Like all x-rays, mammograms use doses of ionizing radiation to create an image. Radiologists then analyze the image for any abnormal growths. Despite continuous improvements and innovations, mammography has garnered a sizable opposition in the medical community because of an error rate that is still high, and the amount of harmful radiation used in the procedure. It is normal to use longer wavelength X-rays (typically Mo-K) than those used for radiography of bones.
At this time, mammography is still the modality of choice for screening for early breast cancer. It is the gold-standard which other imaging tests are compared with. CT has no real role in diagnosing breast cancer at the present. Ultrasound, Ductography, and Magnetic Resonance are adjuncts to mammography.

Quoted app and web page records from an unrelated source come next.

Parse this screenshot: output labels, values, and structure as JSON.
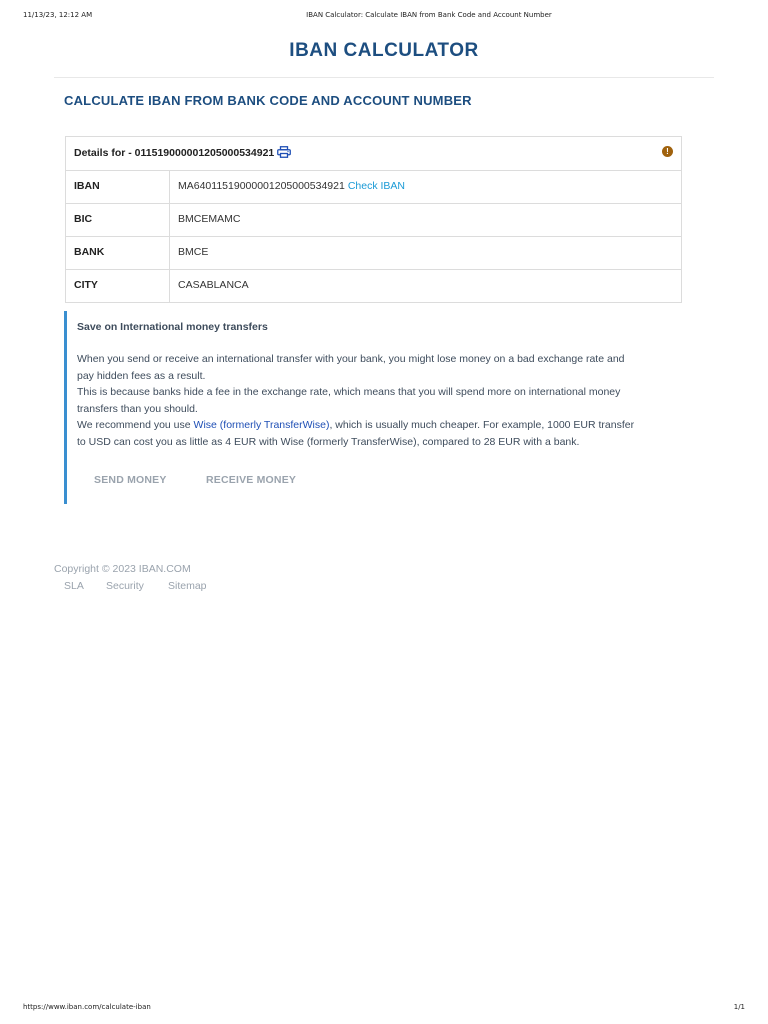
{
  "print_header": {
    "datetime": "11/13/23, 12:12 AM",
    "title": "IBAN Calculator: Calculate IBAN from Bank Code and Account Number"
  },
  "print_footer": {
    "url": "https://www.iban.com/calculate-iban",
    "page": "1/1"
  },
  "header": {
    "title": "IBAN CALCULATOR"
  },
  "main": {
    "heading": "CALCULATE IBAN FROM BANK CODE AND ACCOUNT NUMBER",
    "details": {
      "header_text": "Details for - 011519000001205000534921",
      "print_icon": "printer-icon",
      "info_icon": "exclamation-circle-icon",
      "info_icon_glyph": "!",
      "info_icon_color": "#a0620d",
      "rows": [
        {
          "label": "IBAN",
          "value": "MA64011519000001205000534921",
          "link": "Check IBAN"
        },
        {
          "label": "BIC",
          "value": "BMCEMAMC"
        },
        {
          "label": "BANK",
          "value": "BMCE"
        },
        {
          "label": "CITY",
          "value": "CASABLANCA"
        }
      ]
    },
    "promo": {
      "title": "Save on International money transfers",
      "paragraph1": "When you send or receive an international transfer with your bank, you might lose money on a bad exchange rate and pay hidden fees as a result.",
      "paragraph2": "This is because banks hide a fee in the exchange rate, which means that you will spend more on international money transfers than you should.",
      "paragraph3_before": "We recommend you use ",
      "paragraph3_link": "Wise (formerly TransferWise)",
      "paragraph3_after": ", which is usually much cheaper. For example, 1000 EUR transfer to USD can cost you as little as 4 EUR with Wise (formerly TransferWise), compared to 28 EUR with a bank.",
      "send_button": "SEND MONEY",
      "receive_button": "RECEIVE MONEY",
      "accent_color": "#3a8fd0"
    }
  },
  "footer": {
    "copyright": "Copyright © 2023 IBAN.COM",
    "links": [
      "SLA",
      "Security",
      "Sitemap"
    ]
  },
  "colors": {
    "brand": "#1d4e80",
    "link": "#1a9ad6",
    "promo_link": "#1f4fb5",
    "muted": "#9aa3ad"
  }
}
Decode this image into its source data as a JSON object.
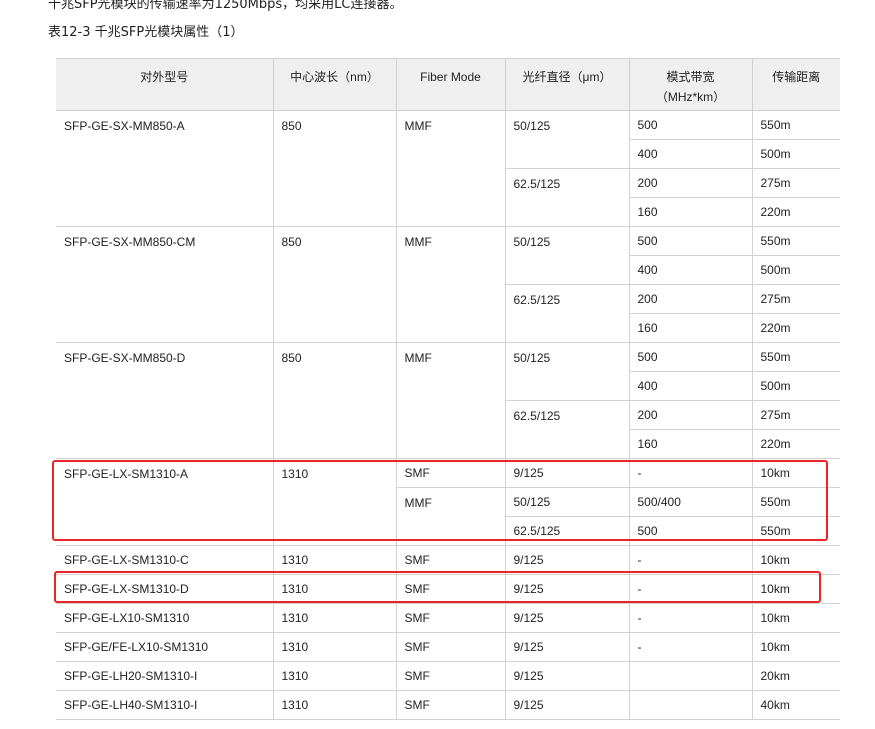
{
  "intro": "千兆SFP光模块的传输速率为1250Mbps，均采用LC连接器。",
  "caption": "表12-3 千兆SFP光模块属性（1）",
  "headers": [
    "对外型号",
    "中心波长（nm）",
    "Fiber Mode",
    "光纤直径（μm）",
    "模式带宽（MHz*km）",
    "传输距离"
  ],
  "groups": [
    {
      "model": "SFP-GE-SX-MM850-A",
      "wavelength": "850",
      "mode": "MMF",
      "rows": [
        {
          "diameter": "50/125",
          "bandwidth": "500",
          "distance": "550m"
        },
        {
          "diameter": "",
          "bandwidth": "400",
          "distance": "500m"
        },
        {
          "diameter": "62.5/125",
          "bandwidth": "200",
          "distance": "275m"
        },
        {
          "diameter": "",
          "bandwidth": "160",
          "distance": "220m"
        }
      ]
    },
    {
      "model": "SFP-GE-SX-MM850-CM",
      "wavelength": "850",
      "mode": "MMF",
      "rows": [
        {
          "diameter": "50/125",
          "bandwidth": "500",
          "distance": "550m"
        },
        {
          "diameter": "",
          "bandwidth": "400",
          "distance": "500m"
        },
        {
          "diameter": "62.5/125",
          "bandwidth": "200",
          "distance": "275m"
        },
        {
          "diameter": "",
          "bandwidth": "160",
          "distance": "220m"
        }
      ]
    },
    {
      "model": "SFP-GE-SX-MM850-D",
      "wavelength": "850",
      "mode": "MMF",
      "rows": [
        {
          "diameter": "50/125",
          "bandwidth": "500",
          "distance": "550m"
        },
        {
          "diameter": "",
          "bandwidth": "400",
          "distance": "500m"
        },
        {
          "diameter": "62.5/125",
          "bandwidth": "200",
          "distance": "275m"
        },
        {
          "diameter": "",
          "bandwidth": "160",
          "distance": "220m"
        }
      ]
    },
    {
      "model": "SFP-GE-LX-SM1310-A",
      "wavelength": "1310",
      "highlighted": true,
      "rows": [
        {
          "mode": "SMF",
          "diameter": "9/125",
          "bandwidth": "-",
          "distance": "10km"
        },
        {
          "mode": "MMF",
          "diameter": "50/125",
          "bandwidth": "500/400",
          "distance": "550m"
        },
        {
          "mode": "",
          "diameter": "62.5/125",
          "bandwidth": "500",
          "distance": "550m"
        }
      ]
    }
  ],
  "rows": [
    {
      "model": "SFP-GE-LX-SM1310-C",
      "wavelength": "1310",
      "mode": "SMF",
      "diameter": "9/125",
      "bandwidth": "-",
      "distance": "10km"
    },
    {
      "model": "SFP-GE-LX-SM1310-D",
      "wavelength": "1310",
      "mode": "SMF",
      "diameter": "9/125",
      "bandwidth": "-",
      "distance": "10km",
      "highlighted": true
    },
    {
      "model": "SFP-GE-LX10-SM1310",
      "wavelength": "1310",
      "mode": "SMF",
      "diameter": "9/125",
      "bandwidth": "-",
      "distance": "10km"
    },
    {
      "model": "SFP-GE/FE-LX10-SM1310",
      "wavelength": "1310",
      "mode": "SMF",
      "diameter": "9/125",
      "bandwidth": "-",
      "distance": "10km"
    },
    {
      "model": "SFP-GE-LH20-SM1310-I",
      "wavelength": "1310",
      "mode": "SMF",
      "diameter": "9/125",
      "bandwidth": "",
      "distance": "20km"
    },
    {
      "model": "SFP-GE-LH40-SM1310-I",
      "wavelength": "1310",
      "mode": "SMF",
      "diameter": "9/125",
      "bandwidth": "",
      "distance": "40km"
    }
  ],
  "highlight_color": "#e8262a",
  "header_bg": "#efefef"
}
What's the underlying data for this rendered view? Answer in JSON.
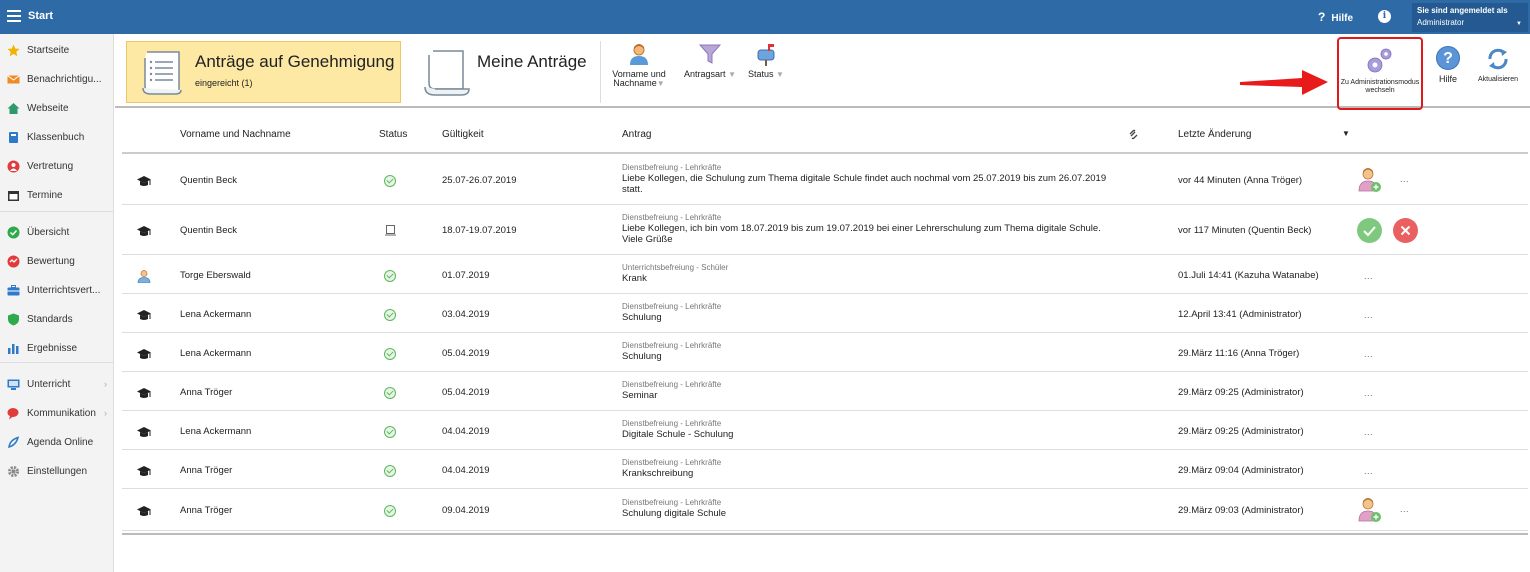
{
  "topbar": {
    "title": "Start",
    "help_label": "Hilfe",
    "login_line1": "Sie sind angemeldet als",
    "login_user": "Administrator"
  },
  "sidebar": {
    "items": [
      {
        "label": "Startseite",
        "icon": "star-icon",
        "color": "#f0b400"
      },
      {
        "label": "Benachrichtigu...",
        "icon": "envelope-icon",
        "color": "#f08a24"
      },
      {
        "label": "Webseite",
        "icon": "home-icon",
        "color": "#2e9a6a"
      },
      {
        "label": "Klassenbuch",
        "icon": "book-icon",
        "color": "#2e7ac8"
      },
      {
        "label": "Vertretung",
        "icon": "person-swap-icon",
        "color": "#e03c3c"
      },
      {
        "label": "Termine",
        "icon": "calendar-icon",
        "color": "#333333"
      },
      {
        "label": "Übersicht",
        "icon": "check-circle-icon",
        "color": "#2eaa4a"
      },
      {
        "label": "Bewertung",
        "icon": "rating-icon",
        "color": "#e03c3c"
      },
      {
        "label": "Unterrichtsvert...",
        "icon": "briefcase-icon",
        "color": "#2e7ac8"
      },
      {
        "label": "Standards",
        "icon": "shield-icon",
        "color": "#2eaa4a"
      },
      {
        "label": "Ergebnisse",
        "icon": "bar-chart-icon",
        "color": "#2e7ac8"
      },
      {
        "label": "Unterricht",
        "icon": "classroom-icon",
        "color": "#2e7ac8"
      },
      {
        "label": "Kommunikation",
        "icon": "chat-icon",
        "color": "#e03c3c"
      },
      {
        "label": "Agenda Online",
        "icon": "pen-icon",
        "color": "#2e7ac8"
      },
      {
        "label": "Einstellungen",
        "icon": "gear-icon",
        "color": "#888888"
      }
    ]
  },
  "toolbar": {
    "tile_active_title": "Anträge auf Genehmigung",
    "tile_active_sub": "eingereicht (1)",
    "tile2_title": "Meine Anträge",
    "filters": [
      "Vorname und Nachname",
      "Antragsart",
      "Status"
    ],
    "admin_label": "Zu Administrationsmodus wechseln",
    "hilfe_label": "Hilfe",
    "aktualisieren_label": "Aktualisieren"
  },
  "table": {
    "headers": [
      "Vorname und Nachname",
      "Status",
      "Gültigkeit",
      "Antrag",
      "Letzte Änderung"
    ],
    "rows": [
      {
        "name": "Quentin Beck",
        "type": "teacher",
        "status": "ok",
        "valid": "25.07-26.07.2019",
        "cat": "Dienstbefreiung - Lehrkräfte",
        "text1": "Liebe Kollegen, die Schulung zum Thema digitale Schule findet auch nochmal vom 25.07.2019 bis zum 26.07.2019",
        "text2": "statt.",
        "change": "vor 44 Minuten (Anna Tröger)",
        "actions": "person-add"
      },
      {
        "name": "Quentin Beck",
        "type": "teacher",
        "status": "pending",
        "valid": "18.07-19.07.2019",
        "cat": "Dienstbefreiung - Lehrkräfte",
        "text1": "Liebe Kollegen, ich bin vom 18.07.2019 bis zum 19.07.2019 bei einer Lehrerschulung zum Thema digitale Schule.",
        "text2": "Viele Grüße",
        "change": "vor 117 Minuten (Quentin Beck)",
        "actions": "approve"
      },
      {
        "name": "Torge Eberswald",
        "type": "student",
        "status": "ok",
        "valid": "01.07.2019",
        "cat": "Unterrichtsbefreiung - Schüler",
        "text1": "Krank",
        "text2": "",
        "change": "01.Juli 14:41 (Kazuha Watanabe)",
        "actions": "dots"
      },
      {
        "name": "Lena Ackermann",
        "type": "teacher",
        "status": "ok",
        "valid": "03.04.2019",
        "cat": "Dienstbefreiung - Lehrkräfte",
        "text1": "Schulung",
        "text2": "",
        "change": "12.April 13:41 (Administrator)",
        "actions": "dots"
      },
      {
        "name": "Lena Ackermann",
        "type": "teacher",
        "status": "ok",
        "valid": "05.04.2019",
        "cat": "Dienstbefreiung - Lehrkräfte",
        "text1": "Schulung",
        "text2": "",
        "change": "29.März 11:16 (Anna Tröger)",
        "actions": "dots"
      },
      {
        "name": "Anna Tröger",
        "type": "teacher",
        "status": "ok",
        "valid": "05.04.2019",
        "cat": "Dienstbefreiung - Lehrkräfte",
        "text1": "Seminar",
        "text2": "",
        "change": "29.März 09:25 (Administrator)",
        "actions": "dots"
      },
      {
        "name": "Lena Ackermann",
        "type": "teacher",
        "status": "ok",
        "valid": "04.04.2019",
        "cat": "Dienstbefreiung - Lehrkräfte",
        "text1": "Digitale Schule - Schulung",
        "text2": "",
        "change": "29.März 09:25 (Administrator)",
        "actions": "dots"
      },
      {
        "name": "Anna Tröger",
        "type": "teacher",
        "status": "ok",
        "valid": "04.04.2019",
        "cat": "Dienstbefreiung - Lehrkräfte",
        "text1": "Krankschreibung",
        "text2": "",
        "change": "29.März 09:04 (Administrator)",
        "actions": "dots"
      },
      {
        "name": "Anna Tröger",
        "type": "teacher",
        "status": "ok",
        "valid": "09.04.2019",
        "cat": "Dienstbefreiung - Lehrkräfte",
        "text1": "Schulung digitale Schule",
        "text2": "",
        "change": "29.März 09:03 (Administrator)",
        "actions": "person-add"
      }
    ]
  }
}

Ultrasound is typically used for further evaluation of masses found on mammography or palpable masses not seen on mammograms. MRI can be useful for further evaluation of questionable findings, or sometimes for pre-surgical evaluation to look for additional lesions.